One of the paradoxes of the Howard government was that while it was sometimes portrayed as anti-migrant, in reality it ended up with the most laissez-faire approach to migration since federation. Though the permanent migration program more than doubled in size between Howard’s first and last year, its highest level in 2007 wasn’t quite as big as it had been in Hawke’s peak migration year (1988), or for that matter in Rudd’s first year.
Rather, the most interesting thing about Howard’s policy was expanding migration via rule- rather than quota-based rights to long-term but temporary residence in Australia. Under a rule-based system, if you meet its criteria you can come to Australia, with no restrictions on total numbers. The quota system has criteria for admission, but once the target number of migrants is reached applicants are queued, even if they meet the criteria.
They were added to another more long-standing group of people with residence rights in Australia, New Zealanders. New Zealand is also a ‘back door’ route to permanent entry to Australia, with about 30% of the ‘New Zealanders’ taking up residence in Australia being born somewhere else.

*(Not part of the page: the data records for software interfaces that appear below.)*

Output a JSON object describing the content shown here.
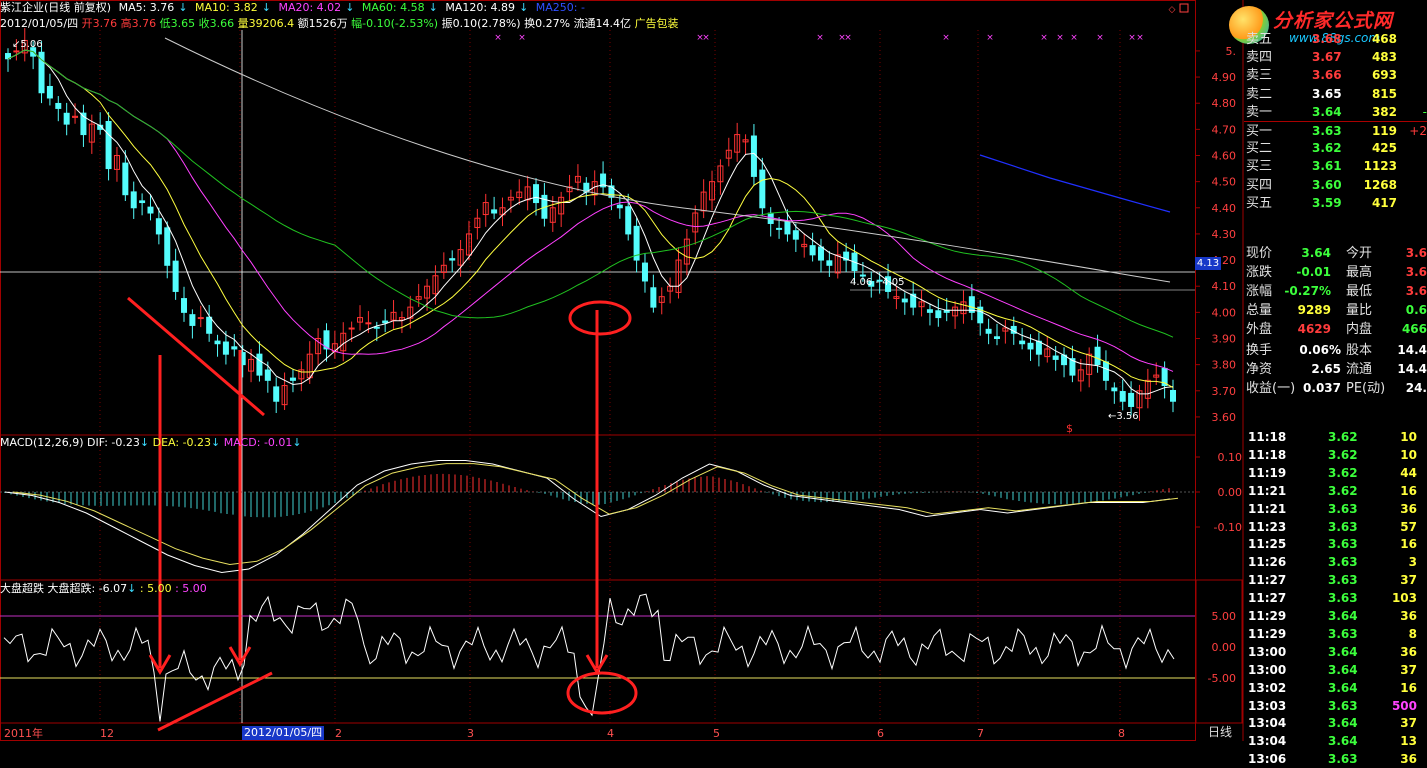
{
  "window": {
    "title": "紫江企业(日线 前复权)"
  },
  "ma_legend": {
    "ma5": "MA5: 3.76",
    "ma10": "MA10: 3.82",
    "ma20": "MA20: 4.02",
    "ma60": "MA60: 4.58",
    "ma120": "MA120: 4.89",
    "ma250": "MA250: -"
  },
  "quote_line": {
    "date": "2012/01/05/四",
    "open": "开3.76",
    "high": "高3.76",
    "low": "低3.65",
    "close": "收3.66",
    "vol": "量39206.4",
    "amount": "额1526万",
    "change": "幅-0.10(-2.53%)",
    "amp": "振0.10(2.78%)",
    "turn": "换0.27%",
    "float": "流通14.4亿",
    "ad": "广告包装"
  },
  "price_axis": [
    "5.",
    "4.90",
    "4.80",
    "4.70",
    "4.60",
    "4.50",
    "4.40",
    "4.30",
    "4.20",
    "4.10",
    "4.00",
    "3.90",
    "3.80",
    "3.70",
    "3.60"
  ],
  "price_marks": {
    "high_label": "5.06",
    "low_label": "3.56",
    "range_label": "4.06 - 4.05",
    "current_tag": "4.13"
  },
  "macd": {
    "title": "MACD(12,26,9)",
    "dif": "DIF: -0.23",
    "dea": "DEA: -0.23",
    "macd": "MACD: -0.01",
    "axis": [
      "0.10",
      "0.00",
      "-0.10"
    ]
  },
  "dpcd": {
    "title": "大盘超跌",
    "val1": "大盘超跌: -6.07",
    "val2": ": 5.00",
    "val3": ": 5.00",
    "axis": [
      "5.00",
      "0.00",
      "-5.00"
    ]
  },
  "x_axis": {
    "labels": [
      "2011年",
      "12",
      "2012/01/05/四",
      "2",
      "3",
      "4",
      "5",
      "6",
      "7",
      "8"
    ],
    "period": "日线"
  },
  "logo": {
    "text": "分析家公式网",
    "url": "www.88gs.com"
  },
  "order_book": [
    {
      "label": "卖五",
      "price": "3.68",
      "vol": "468"
    },
    {
      "label": "卖四",
      "price": "3.67",
      "vol": "483"
    },
    {
      "label": "卖三",
      "price": "3.66",
      "vol": "693"
    },
    {
      "label": "卖二",
      "price": "3.65",
      "vol": "815"
    },
    {
      "label": "卖一",
      "price": "3.64",
      "vol": "382",
      "extra": "-"
    },
    {
      "label": "买一",
      "price": "3.63",
      "vol": "119",
      "extra": "+2"
    },
    {
      "label": "买二",
      "price": "3.62",
      "vol": "425"
    },
    {
      "label": "买三",
      "price": "3.61",
      "vol": "1123"
    },
    {
      "label": "买四",
      "price": "3.60",
      "vol": "1268"
    },
    {
      "label": "买五",
      "price": "3.59",
      "vol": "417"
    }
  ],
  "stats": [
    {
      "l1": "现价",
      "v1": "3.64",
      "l2": "今开",
      "v2": "3.6"
    },
    {
      "l1": "涨跌",
      "v1": "-0.01",
      "l2": "最高",
      "v2": "3.6"
    },
    {
      "l1": "涨幅",
      "v1": "-0.27%",
      "l2": "最低",
      "v2": "3.6"
    },
    {
      "l1": "总量",
      "v1": "9289",
      "l2": "量比",
      "v2": "0.6"
    },
    {
      "l1": "外盘",
      "v1": "4629",
      "l2": "内盘",
      "v2": "466"
    }
  ],
  "stats2": [
    {
      "l1": "换手",
      "v1": "0.06%",
      "l2": "股本",
      "v2": "14.4"
    },
    {
      "l1": "净资",
      "v1": "2.65",
      "l2": "流通",
      "v2": "14.4"
    },
    {
      "l1": "收益(一)",
      "v1": "0.037",
      "l2": "PE(动)",
      "v2": "24."
    }
  ],
  "ticks": [
    {
      "t": "11:18",
      "p": "3.62",
      "v": "10"
    },
    {
      "t": "11:18",
      "p": "3.62",
      "v": "10"
    },
    {
      "t": "11:19",
      "p": "3.62",
      "v": "44"
    },
    {
      "t": "11:21",
      "p": "3.62",
      "v": "16"
    },
    {
      "t": "11:21",
      "p": "3.63",
      "v": "36"
    },
    {
      "t": "11:23",
      "p": "3.63",
      "v": "57"
    },
    {
      "t": "11:25",
      "p": "3.63",
      "v": "16"
    },
    {
      "t": "11:26",
      "p": "3.63",
      "v": "3"
    },
    {
      "t": "11:27",
      "p": "3.63",
      "v": "37"
    },
    {
      "t": "11:27",
      "p": "3.63",
      "v": "103"
    },
    {
      "t": "11:29",
      "p": "3.64",
      "v": "36"
    },
    {
      "t": "11:29",
      "p": "3.63",
      "v": "8"
    },
    {
      "t": "13:00",
      "p": "3.64",
      "v": "36"
    },
    {
      "t": "13:00",
      "p": "3.64",
      "v": "37"
    },
    {
      "t": "13:02",
      "p": "3.64",
      "v": "16"
    },
    {
      "t": "13:03",
      "p": "3.63",
      "v": "500"
    },
    {
      "t": "13:04",
      "p": "3.64",
      "v": "37"
    },
    {
      "t": "13:04",
      "p": "3.64",
      "v": "13"
    },
    {
      "t": "13:06",
      "p": "3.63",
      "v": "36"
    }
  ],
  "chart_data": {
    "type": "candlestick",
    "title": "紫江企业(日线 前复权)",
    "y_range": [
      3.55,
      5.08
    ],
    "closes": [
      4.97,
      5.0,
      5.04,
      4.98,
      4.84,
      4.82,
      4.78,
      4.72,
      4.75,
      4.68,
      4.72,
      4.7,
      4.55,
      4.6,
      4.45,
      4.4,
      4.42,
      4.38,
      4.3,
      4.18,
      4.08,
      4.0,
      3.95,
      3.98,
      3.92,
      3.88,
      3.84,
      3.86,
      3.8,
      3.82,
      3.76,
      3.74,
      3.66,
      3.72,
      3.74,
      3.78,
      3.84,
      3.9,
      3.86,
      3.88,
      3.92,
      3.94,
      3.98,
      3.96,
      3.94,
      3.96,
      4.0,
      3.98,
      4.02,
      4.06,
      4.1,
      4.14,
      4.18,
      4.2,
      4.24,
      4.3,
      4.36,
      4.42,
      4.38,
      4.4,
      4.44,
      4.46,
      4.48,
      4.42,
      4.36,
      4.4,
      4.44,
      4.48,
      4.52,
      4.46,
      4.5,
      4.48,
      4.44,
      4.4,
      4.3,
      4.2,
      4.12,
      4.02,
      4.06,
      4.1,
      4.2,
      4.28,
      4.38,
      4.46,
      4.5,
      4.56,
      4.62,
      4.68,
      4.66,
      4.52,
      4.4,
      4.34,
      4.32,
      4.3,
      4.28,
      4.26,
      4.22,
      4.2,
      4.18,
      4.22,
      4.2,
      4.16,
      4.14,
      4.1,
      4.12,
      4.08,
      4.06,
      4.04,
      4.02,
      4.04,
      4.0,
      3.98,
      4.0,
      4.02,
      4.04,
      4.0,
      3.96,
      3.92,
      3.9,
      3.94,
      3.92,
      3.88,
      3.86,
      3.84,
      3.86,
      3.82,
      3.8,
      3.76,
      3.78,
      3.84,
      3.8,
      3.74,
      3.7,
      3.66,
      3.64,
      3.7,
      3.74,
      3.76,
      3.72,
      3.66
    ],
    "macd_dif": [
      0.0,
      -0.01,
      -0.03,
      -0.06,
      -0.1,
      -0.14,
      -0.18,
      -0.21,
      -0.23,
      -0.22,
      -0.18,
      -0.12,
      -0.05,
      0.02,
      0.06,
      0.08,
      0.09,
      0.09,
      0.08,
      0.06,
      0.04,
      -0.02,
      -0.07,
      -0.05,
      -0.01,
      0.04,
      0.08,
      0.06,
      0.02,
      -0.01,
      -0.02,
      -0.03,
      -0.04,
      -0.05,
      -0.07,
      -0.06,
      -0.05,
      -0.06,
      -0.05,
      -0.04,
      -0.03,
      -0.03,
      -0.03,
      -0.02
    ],
    "osc_levels": [
      5.0,
      0.0,
      -5.0
    ],
    "osc_value": -6.07
  }
}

Put all these rights-based migrants together, and there were about 1.2 million of them in mid-2009. Apart from the unions complaining about section 457 visa holders (or at least their employers), temporary migration has been below the political radar. But clearly a population this size has the potential to raise many issues.